------ EXERCISE INPUTS

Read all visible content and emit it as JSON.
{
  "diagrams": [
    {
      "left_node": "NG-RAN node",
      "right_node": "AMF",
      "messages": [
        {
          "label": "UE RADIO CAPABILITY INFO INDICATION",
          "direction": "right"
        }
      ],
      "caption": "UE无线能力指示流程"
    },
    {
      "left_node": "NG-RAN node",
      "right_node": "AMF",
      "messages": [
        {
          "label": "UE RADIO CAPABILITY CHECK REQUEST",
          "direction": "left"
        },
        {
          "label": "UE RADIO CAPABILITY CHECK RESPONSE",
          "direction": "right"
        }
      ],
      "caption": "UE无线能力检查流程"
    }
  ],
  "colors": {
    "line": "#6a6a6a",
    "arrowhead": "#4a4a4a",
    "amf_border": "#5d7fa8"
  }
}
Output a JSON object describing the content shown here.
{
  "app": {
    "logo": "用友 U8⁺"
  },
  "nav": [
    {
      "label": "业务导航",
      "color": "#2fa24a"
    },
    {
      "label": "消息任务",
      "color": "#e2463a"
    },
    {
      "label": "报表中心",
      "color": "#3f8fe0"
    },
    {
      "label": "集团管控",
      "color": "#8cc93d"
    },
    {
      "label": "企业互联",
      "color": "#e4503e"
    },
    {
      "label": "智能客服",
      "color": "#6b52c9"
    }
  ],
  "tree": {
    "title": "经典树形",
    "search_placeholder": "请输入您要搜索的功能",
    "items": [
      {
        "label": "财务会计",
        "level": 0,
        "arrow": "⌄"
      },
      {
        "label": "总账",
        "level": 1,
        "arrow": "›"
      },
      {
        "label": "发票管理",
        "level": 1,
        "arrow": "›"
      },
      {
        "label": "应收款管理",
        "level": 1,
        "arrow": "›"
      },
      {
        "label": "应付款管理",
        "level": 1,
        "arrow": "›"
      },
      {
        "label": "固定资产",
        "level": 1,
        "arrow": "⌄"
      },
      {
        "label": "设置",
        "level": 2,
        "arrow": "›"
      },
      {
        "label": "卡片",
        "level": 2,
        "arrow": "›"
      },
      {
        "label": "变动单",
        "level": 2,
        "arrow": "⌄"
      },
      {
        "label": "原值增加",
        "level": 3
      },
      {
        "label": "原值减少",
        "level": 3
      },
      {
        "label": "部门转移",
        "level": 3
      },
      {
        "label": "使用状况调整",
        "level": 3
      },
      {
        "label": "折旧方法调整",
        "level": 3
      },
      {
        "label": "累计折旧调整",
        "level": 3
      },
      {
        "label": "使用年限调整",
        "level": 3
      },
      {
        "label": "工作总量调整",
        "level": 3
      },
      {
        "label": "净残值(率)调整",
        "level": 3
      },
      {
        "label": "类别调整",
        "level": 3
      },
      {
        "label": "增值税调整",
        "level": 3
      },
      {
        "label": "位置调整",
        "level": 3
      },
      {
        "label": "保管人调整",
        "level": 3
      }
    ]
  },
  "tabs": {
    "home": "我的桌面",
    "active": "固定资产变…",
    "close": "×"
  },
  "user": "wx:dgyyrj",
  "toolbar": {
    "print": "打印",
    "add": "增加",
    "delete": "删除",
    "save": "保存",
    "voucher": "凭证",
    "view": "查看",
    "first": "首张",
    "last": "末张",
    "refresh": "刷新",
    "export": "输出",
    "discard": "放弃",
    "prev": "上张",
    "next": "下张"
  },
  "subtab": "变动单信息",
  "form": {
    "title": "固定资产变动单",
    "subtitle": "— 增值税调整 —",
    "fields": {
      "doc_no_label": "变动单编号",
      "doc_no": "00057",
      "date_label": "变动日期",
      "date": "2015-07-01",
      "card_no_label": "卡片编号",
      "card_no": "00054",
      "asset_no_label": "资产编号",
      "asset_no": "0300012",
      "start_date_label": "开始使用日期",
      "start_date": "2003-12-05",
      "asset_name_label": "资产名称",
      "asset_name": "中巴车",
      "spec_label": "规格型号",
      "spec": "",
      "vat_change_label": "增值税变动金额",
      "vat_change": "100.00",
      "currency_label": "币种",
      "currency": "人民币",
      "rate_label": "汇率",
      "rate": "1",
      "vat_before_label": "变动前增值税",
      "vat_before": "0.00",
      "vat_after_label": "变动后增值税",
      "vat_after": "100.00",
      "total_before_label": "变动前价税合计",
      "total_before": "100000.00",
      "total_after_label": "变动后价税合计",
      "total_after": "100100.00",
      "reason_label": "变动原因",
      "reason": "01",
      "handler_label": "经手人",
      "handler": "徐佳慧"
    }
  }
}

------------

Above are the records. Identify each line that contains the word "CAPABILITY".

## EXERCISE RESULT
          "label": "UE RADIO CAPABILITY INFO INDICATION",
          "label": "UE RADIO CAPABILITY CHECK REQUEST",
          "label": "UE RADIO CAPABILITY CHECK RESPONSE",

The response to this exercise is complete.